Introduction / History The Kikim people group live in the Eastern Kikim, Central Kikim, Western Kikim, Tebing Tinggi and Lahat districts in the Lahat regency in South Sumatra province. The Kikim are generally the only people group in the Eastern, Central and Western Kikim districts but there are a few areas with a small number of Javanese as well. In Tebing Tinggi, the Kikim live alongside the Lintang people, Javanese, Sundanese and Saling (Lembak) people. In Lahat, the Kikim live alongside the Lematan people, Javanese and Sundanese. The Kikim can easily understand the Lintang Empat Lawang, Besemah and Semendo dialects, but do not understand the Saling or Lembak dialects. One characteristic of the Kikim dialect is the word 'lede', which means "no." The Kikim are also able to understand the Lematang, Ogan, Enim, Palembang and Belide dialects, among others. However, the Kikim are not able to understand the Komering, Ranau, Daya, Kayu Agung and Aji dialects.
What are their lives like? In western Kikim and Tebing Tinggi area, most of the Kikim are rice farmers. The type of rice planted only takes 6-7 months until it is ready for harvest. They can grow rice twice a year because their water needs are supplied from the small rivers nearby. In the eastern Kikim area, rubber is the Kikim's main cash crop whereas rice is an additional crop grown between the rubber trees. Then when the rubber trees become mature, rice can no longer be grown in that field. Rice that is grown is important for basic dietary needs, while sales from the rubber plant products provide income for other food and living costs. Many people in the Kikim community have chosen to plant rubber trees because the income can be used to pay for daily living costs. On average, they each have one hectare of land. One interesting characteristic of the Kikim and Lematang people is that they are not very hard working when living in their hometowns, but become more diligent when they work in other places. For instance, they are willing to sell cassava leaves, fruits and other small trade goods. They will concentrate their efforts on earning money. This is something they do not do in their hometown.
What are their beliefs? The Kikim are known to be followers of Islam. Muslims believe that they will be judged based on their knowledge of the Qur'an (their holy book) and on their deeds. Besides these beliefs, remnants of their old animistic beliefs are still seen in the Kikim's lives. The Kikim are known for a traditional ceremony called Sedekah Rame, where the whole village eats a ceremonial meal together while sitting in a place called the Tanah Badahe Setue (Future Burial Ground) in the middle of the rice fields. That place is set aside as a place for burning incense, presenting ritual offerings to spirits and lighting bonfires.
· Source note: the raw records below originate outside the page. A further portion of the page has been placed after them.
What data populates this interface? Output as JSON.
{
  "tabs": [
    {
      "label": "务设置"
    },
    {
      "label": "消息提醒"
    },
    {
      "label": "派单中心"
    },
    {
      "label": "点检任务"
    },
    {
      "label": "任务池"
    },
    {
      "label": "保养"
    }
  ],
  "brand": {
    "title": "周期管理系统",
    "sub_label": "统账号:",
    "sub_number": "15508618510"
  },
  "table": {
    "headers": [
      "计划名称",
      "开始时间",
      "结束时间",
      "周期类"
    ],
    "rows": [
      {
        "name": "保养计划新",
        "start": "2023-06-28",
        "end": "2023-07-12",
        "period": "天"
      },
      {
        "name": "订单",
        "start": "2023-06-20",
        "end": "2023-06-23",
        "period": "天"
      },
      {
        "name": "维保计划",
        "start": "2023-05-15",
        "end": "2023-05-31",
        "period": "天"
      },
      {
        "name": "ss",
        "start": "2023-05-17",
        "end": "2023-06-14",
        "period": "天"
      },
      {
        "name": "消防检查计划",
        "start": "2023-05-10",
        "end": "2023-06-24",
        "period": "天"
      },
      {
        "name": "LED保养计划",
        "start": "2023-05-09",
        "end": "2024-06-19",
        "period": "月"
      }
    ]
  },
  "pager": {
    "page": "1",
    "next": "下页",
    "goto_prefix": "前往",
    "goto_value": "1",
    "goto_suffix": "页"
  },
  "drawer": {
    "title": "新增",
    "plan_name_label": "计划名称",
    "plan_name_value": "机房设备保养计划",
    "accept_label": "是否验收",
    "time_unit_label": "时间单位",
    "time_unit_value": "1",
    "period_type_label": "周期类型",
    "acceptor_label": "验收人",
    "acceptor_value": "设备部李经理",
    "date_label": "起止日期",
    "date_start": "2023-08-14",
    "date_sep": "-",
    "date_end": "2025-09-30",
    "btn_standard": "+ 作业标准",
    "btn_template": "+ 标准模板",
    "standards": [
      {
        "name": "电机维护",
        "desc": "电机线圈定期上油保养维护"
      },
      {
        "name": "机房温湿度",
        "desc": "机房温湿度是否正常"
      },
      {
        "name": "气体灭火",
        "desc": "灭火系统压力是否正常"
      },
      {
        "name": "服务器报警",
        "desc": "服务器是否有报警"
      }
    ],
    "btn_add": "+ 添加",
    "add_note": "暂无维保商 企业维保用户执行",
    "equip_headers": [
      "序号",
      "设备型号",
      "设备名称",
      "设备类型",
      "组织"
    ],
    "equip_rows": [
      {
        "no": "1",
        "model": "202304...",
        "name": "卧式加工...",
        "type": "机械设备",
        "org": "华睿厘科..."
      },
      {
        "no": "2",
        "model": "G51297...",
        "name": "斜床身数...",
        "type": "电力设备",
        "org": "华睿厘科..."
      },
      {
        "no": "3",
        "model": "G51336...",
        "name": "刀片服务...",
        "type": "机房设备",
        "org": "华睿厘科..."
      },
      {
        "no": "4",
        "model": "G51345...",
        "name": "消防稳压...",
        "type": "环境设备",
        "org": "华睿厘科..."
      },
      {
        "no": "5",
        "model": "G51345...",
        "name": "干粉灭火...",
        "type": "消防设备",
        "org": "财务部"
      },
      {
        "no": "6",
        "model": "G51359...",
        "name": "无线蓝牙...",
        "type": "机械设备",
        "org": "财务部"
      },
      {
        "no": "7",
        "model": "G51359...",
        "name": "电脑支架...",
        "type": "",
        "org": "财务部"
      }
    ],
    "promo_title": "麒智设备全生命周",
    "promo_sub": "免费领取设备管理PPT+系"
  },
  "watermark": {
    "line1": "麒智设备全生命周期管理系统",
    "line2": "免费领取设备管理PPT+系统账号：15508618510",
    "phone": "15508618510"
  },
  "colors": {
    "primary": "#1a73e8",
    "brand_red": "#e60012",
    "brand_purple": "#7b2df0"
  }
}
What are their needs? The Kikim need a better system for field irrigation. At present, their farming very much depends on rain even though there are small rivers coming from the Bukit Barisan mountains that can be utilized. Other than that, their manufacturing activities are still at the level of small scale home production that needs to be improved and expanded to supplement their income. Their pattern of moving often makes it difficult for these farmers to be formally educated. Those that have access to education must deal with an under-funded educational system with inadequate infrastructure. Many school buildings are in poor repair and there are not enough teachers. Many children do not go to school or have dropped out. Many Kikim children also suffer from malnutrition.
South Sumatra, central Bukit Barisan highlands west to the Indian ocean along Bengkulu coast, east down Lematang and Ogan river valleys; south of Muaraenim, east and southeast of Lahat (Source: Ethnologue 2010)